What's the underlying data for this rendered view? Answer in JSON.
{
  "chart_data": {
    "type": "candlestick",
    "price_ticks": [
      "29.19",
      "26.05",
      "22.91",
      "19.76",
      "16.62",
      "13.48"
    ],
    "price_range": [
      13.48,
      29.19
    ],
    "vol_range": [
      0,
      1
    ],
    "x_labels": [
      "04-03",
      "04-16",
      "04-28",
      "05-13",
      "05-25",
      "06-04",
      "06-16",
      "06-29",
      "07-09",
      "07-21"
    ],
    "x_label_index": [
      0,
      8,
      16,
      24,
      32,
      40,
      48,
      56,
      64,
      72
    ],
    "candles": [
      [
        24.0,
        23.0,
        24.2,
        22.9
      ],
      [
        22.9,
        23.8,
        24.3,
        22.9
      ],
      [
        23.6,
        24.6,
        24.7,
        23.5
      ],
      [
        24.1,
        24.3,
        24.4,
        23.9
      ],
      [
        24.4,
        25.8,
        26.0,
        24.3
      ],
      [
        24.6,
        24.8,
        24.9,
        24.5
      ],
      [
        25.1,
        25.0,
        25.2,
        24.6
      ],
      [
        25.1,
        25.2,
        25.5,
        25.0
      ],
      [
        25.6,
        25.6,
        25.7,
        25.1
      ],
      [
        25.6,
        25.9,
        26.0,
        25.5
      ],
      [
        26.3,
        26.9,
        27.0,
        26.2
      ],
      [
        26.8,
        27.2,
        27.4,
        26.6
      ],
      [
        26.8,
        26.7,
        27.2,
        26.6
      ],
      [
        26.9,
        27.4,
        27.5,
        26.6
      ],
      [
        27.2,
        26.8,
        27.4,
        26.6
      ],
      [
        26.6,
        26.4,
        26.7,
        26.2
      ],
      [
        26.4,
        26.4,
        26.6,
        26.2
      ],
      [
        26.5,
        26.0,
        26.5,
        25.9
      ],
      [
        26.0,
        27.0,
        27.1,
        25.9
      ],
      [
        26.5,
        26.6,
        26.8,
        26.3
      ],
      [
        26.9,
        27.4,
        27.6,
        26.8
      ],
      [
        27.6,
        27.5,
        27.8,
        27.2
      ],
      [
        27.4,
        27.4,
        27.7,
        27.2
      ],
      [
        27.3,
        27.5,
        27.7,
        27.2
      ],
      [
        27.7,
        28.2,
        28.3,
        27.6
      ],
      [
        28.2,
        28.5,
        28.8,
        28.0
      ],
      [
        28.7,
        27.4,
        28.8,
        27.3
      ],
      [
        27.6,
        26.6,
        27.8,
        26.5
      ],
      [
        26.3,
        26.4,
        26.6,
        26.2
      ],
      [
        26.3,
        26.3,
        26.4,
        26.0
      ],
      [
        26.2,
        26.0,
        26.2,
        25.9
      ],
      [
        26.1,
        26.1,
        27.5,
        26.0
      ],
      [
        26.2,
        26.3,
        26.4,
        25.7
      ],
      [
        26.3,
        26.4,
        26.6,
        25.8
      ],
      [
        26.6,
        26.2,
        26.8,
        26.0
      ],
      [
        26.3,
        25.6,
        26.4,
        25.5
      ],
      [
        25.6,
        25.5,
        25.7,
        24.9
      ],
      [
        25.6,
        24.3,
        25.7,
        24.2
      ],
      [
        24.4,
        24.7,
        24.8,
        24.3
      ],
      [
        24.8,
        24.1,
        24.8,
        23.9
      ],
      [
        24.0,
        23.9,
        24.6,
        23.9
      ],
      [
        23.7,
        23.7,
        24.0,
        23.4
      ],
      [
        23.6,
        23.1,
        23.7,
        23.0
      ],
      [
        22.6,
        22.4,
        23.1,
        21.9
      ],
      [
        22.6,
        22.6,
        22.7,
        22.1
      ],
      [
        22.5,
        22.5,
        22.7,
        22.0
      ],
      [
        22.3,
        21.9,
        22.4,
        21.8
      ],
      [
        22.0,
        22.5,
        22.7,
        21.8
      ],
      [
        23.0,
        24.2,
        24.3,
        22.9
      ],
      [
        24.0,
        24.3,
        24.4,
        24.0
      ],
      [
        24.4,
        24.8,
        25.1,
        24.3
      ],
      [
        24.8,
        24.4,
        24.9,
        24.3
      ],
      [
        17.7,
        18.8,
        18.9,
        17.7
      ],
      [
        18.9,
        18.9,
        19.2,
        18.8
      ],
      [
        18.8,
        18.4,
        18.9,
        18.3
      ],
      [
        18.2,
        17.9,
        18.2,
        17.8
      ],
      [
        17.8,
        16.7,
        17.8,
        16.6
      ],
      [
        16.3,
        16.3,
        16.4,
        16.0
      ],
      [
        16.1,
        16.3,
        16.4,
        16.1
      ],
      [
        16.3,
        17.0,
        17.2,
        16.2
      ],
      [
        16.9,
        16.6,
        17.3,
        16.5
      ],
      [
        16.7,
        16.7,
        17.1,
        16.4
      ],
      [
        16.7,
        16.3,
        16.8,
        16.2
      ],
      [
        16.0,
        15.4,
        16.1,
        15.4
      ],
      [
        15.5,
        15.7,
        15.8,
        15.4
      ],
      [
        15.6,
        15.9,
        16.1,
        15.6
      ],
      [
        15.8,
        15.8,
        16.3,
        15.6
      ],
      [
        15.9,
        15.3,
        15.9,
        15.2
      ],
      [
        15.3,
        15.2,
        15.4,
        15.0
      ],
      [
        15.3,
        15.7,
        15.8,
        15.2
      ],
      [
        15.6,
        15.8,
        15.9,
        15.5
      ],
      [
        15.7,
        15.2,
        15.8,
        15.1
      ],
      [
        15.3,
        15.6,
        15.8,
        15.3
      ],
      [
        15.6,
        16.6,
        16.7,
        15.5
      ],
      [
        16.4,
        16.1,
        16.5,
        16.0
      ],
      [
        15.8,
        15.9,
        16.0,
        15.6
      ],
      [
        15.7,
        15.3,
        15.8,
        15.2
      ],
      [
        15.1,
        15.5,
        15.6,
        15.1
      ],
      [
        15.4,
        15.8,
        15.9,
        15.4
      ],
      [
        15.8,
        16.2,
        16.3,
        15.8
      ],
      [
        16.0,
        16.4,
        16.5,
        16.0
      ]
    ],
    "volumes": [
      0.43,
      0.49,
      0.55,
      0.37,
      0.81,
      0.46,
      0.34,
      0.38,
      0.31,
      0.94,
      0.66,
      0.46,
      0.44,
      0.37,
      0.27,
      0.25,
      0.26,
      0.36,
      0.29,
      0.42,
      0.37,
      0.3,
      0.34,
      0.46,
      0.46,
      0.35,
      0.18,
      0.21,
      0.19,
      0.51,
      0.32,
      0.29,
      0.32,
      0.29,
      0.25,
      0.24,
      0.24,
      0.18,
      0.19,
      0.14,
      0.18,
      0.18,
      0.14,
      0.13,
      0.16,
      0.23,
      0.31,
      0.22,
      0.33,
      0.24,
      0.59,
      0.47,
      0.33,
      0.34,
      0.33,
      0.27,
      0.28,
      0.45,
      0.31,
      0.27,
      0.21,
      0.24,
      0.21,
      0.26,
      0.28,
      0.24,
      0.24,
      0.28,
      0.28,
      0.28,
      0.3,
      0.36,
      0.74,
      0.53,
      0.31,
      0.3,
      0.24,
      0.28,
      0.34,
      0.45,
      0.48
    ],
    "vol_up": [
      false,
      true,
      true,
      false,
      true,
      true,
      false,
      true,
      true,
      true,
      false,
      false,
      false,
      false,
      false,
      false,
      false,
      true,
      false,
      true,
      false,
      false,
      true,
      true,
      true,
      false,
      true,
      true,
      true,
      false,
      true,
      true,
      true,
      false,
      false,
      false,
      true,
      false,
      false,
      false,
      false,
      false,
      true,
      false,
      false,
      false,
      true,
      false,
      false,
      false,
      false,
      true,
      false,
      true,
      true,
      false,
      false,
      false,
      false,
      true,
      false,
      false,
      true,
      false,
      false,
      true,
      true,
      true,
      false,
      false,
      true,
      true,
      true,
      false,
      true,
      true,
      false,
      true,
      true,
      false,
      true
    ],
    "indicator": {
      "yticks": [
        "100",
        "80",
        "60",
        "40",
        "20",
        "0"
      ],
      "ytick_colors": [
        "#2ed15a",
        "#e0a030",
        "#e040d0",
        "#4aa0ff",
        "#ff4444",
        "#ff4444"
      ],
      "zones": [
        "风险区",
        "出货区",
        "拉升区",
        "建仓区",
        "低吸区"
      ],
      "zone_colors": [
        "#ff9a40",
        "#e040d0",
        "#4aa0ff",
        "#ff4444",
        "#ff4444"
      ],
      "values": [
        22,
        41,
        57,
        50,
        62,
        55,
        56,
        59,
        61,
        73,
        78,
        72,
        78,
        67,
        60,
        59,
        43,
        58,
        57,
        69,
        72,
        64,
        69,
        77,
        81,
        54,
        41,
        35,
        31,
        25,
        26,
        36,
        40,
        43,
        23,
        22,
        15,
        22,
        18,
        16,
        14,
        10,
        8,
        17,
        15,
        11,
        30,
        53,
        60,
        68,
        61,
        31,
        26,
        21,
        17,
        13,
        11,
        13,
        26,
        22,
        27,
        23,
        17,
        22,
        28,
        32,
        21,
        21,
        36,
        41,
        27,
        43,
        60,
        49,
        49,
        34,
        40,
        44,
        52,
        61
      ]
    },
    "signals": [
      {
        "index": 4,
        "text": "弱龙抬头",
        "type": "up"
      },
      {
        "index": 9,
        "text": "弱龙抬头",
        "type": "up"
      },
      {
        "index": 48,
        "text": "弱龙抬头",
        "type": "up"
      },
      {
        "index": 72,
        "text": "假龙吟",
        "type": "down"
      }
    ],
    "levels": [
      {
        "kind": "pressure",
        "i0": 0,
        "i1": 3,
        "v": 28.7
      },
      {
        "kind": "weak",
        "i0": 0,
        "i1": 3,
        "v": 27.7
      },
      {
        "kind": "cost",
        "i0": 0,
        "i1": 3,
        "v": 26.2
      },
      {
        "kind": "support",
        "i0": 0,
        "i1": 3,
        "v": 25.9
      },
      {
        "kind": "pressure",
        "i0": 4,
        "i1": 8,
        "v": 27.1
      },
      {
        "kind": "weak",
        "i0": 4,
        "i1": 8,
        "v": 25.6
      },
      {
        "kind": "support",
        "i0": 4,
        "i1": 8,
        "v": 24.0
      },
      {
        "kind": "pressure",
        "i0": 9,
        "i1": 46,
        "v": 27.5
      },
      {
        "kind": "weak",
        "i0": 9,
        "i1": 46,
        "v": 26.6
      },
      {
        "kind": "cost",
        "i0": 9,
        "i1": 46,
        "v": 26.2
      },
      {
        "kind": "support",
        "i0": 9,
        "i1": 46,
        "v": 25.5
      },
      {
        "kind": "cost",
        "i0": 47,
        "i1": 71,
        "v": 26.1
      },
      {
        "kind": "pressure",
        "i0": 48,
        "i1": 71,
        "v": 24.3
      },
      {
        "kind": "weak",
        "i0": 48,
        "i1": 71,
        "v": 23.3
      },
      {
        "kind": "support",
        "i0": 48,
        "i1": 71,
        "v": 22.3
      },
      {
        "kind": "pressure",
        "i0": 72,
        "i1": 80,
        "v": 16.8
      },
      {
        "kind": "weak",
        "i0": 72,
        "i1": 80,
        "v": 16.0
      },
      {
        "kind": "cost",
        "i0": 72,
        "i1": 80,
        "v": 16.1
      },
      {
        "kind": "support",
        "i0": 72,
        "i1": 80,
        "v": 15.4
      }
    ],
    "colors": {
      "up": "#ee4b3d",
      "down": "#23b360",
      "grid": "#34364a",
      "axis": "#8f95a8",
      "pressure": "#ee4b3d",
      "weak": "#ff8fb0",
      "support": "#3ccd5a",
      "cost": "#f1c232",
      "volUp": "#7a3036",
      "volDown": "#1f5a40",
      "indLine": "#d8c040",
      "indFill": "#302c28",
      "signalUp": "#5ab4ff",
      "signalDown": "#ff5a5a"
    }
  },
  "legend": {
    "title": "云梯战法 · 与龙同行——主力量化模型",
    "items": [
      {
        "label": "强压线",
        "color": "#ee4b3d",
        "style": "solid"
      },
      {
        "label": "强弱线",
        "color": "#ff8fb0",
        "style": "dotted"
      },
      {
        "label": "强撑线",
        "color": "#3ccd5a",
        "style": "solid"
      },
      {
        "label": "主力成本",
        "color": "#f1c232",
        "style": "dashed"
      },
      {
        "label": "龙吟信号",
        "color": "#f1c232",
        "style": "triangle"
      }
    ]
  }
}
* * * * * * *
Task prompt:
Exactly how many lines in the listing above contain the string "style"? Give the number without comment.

Written answer:
5